Give the data below again exactly, and drop each picture from it.

*AVAILABLE RECORDS*:
::::::::::

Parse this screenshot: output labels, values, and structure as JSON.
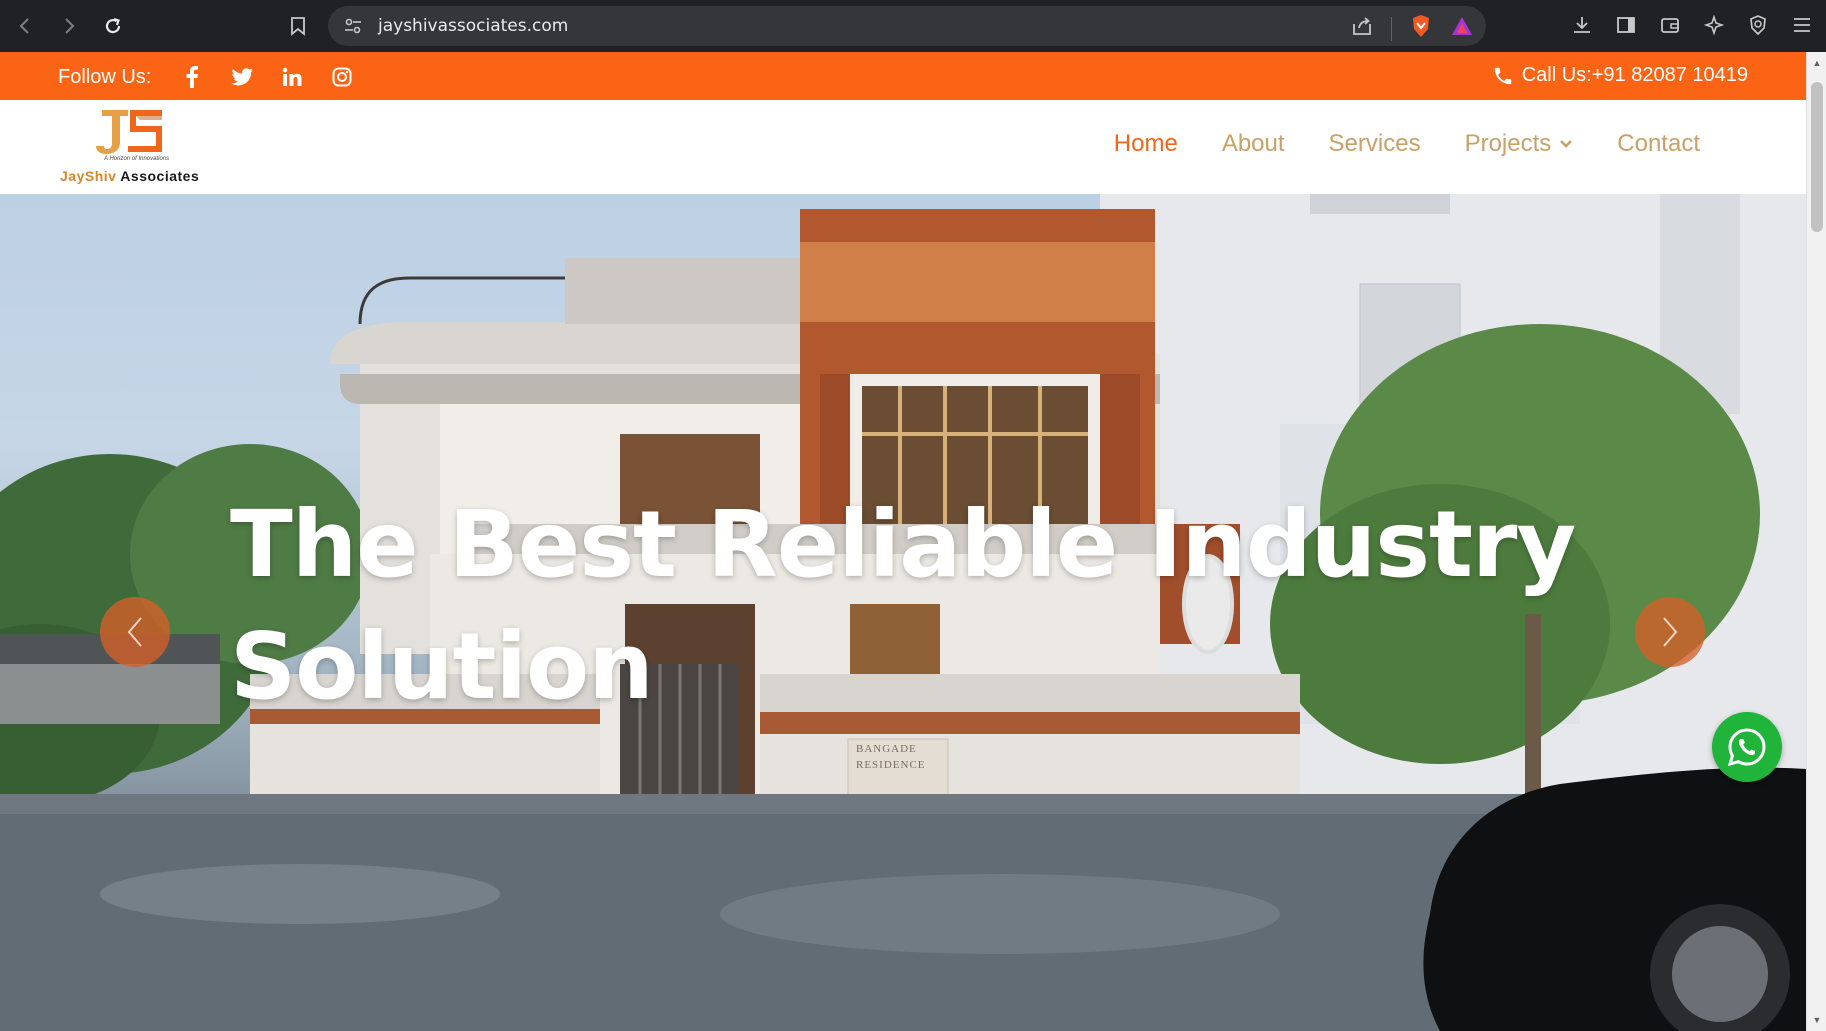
{
  "browser": {
    "url": "jayshivassociates.com",
    "icons": [
      "back-icon",
      "forward-icon",
      "reload-icon",
      "bookmark-icon",
      "site-settings-icon",
      "share-icon",
      "brave-shield-icon",
      "brave-rewards-icon",
      "download-icon",
      "sidebar-icon",
      "wallet-icon",
      "leo-ai-icon",
      "vpn-icon",
      "menu-icon"
    ]
  },
  "topbar": {
    "follow_label": "Follow Us:",
    "social": [
      "facebook-icon",
      "twitter-icon",
      "linkedin-icon",
      "instagram-icon"
    ],
    "call_label": "Call Us:+91 82087 10419",
    "color": "#fa6414"
  },
  "logo": {
    "brand_jay": "Jay",
    "brand_shiv": "Shiv",
    "brand_rest": " Associates",
    "tagline": "A Horizon of Innovations"
  },
  "nav": {
    "items": [
      {
        "label": "Home",
        "active": true
      },
      {
        "label": "About",
        "active": false
      },
      {
        "label": "Services",
        "active": false
      },
      {
        "label": "Projects",
        "active": false,
        "dropdown": true
      },
      {
        "label": "Contact",
        "active": false
      }
    ],
    "active_color": "#f0661b",
    "color": "#c9a067"
  },
  "hero": {
    "title_line1": "The Best Reliable Industry",
    "title_line2": "Solution",
    "plaque_line1": "BANGADE",
    "plaque_line2": "RESIDENCE"
  },
  "widgets": {
    "whatsapp": "whatsapp-icon",
    "prev": "chevron-left-icon",
    "next": "chevron-right-icon"
  }
}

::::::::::

*ANSWER TO THIS TASK*:
Parse this screenshot: output labels, values, and structure as JSON.
{
  "browser": {
    "url": "jayshivassociates.com",
    "icons": [
      "back-icon",
      "forward-icon",
      "reload-icon",
      "bookmark-icon",
      "site-settings-icon",
      "share-icon",
      "brave-shield-icon",
      "brave-rewards-icon",
      "download-icon",
      "sidebar-icon",
      "wallet-icon",
      "leo-ai-icon",
      "vpn-icon",
      "menu-icon"
    ]
  },
  "topbar": {
    "follow_label": "Follow Us:",
    "social": [
      "facebook-icon",
      "twitter-icon",
      "linkedin-icon",
      "instagram-icon"
    ],
    "call_label": "Call Us:+91 82087 10419",
    "color": "#fa6414"
  },
  "logo": {
    "brand_jay": "Jay",
    "brand_shiv": "Shiv",
    "brand_rest": " Associates",
    "tagline": "A Horizon of Innovations"
  },
  "nav": {
    "items": [
      {
        "label": "Home",
        "active": true
      },
      {
        "label": "About",
        "active": false
      },
      {
        "label": "Services",
        "active": false
      },
      {
        "label": "Projects",
        "active": false,
        "dropdown": true
      },
      {
        "label": "Contact",
        "active": false
      }
    ],
    "active_color": "#f0661b",
    "color": "#c9a067"
  },
  "hero": {
    "title_line1": "The Best Reliable Industry",
    "title_line2": "Solution",
    "plaque_line1": "BANGADE",
    "plaque_line2": "RESIDENCE"
  },
  "widgets": {
    "whatsapp": "whatsapp-icon",
    "prev": "chevron-left-icon",
    "next": "chevron-right-icon"
  }
}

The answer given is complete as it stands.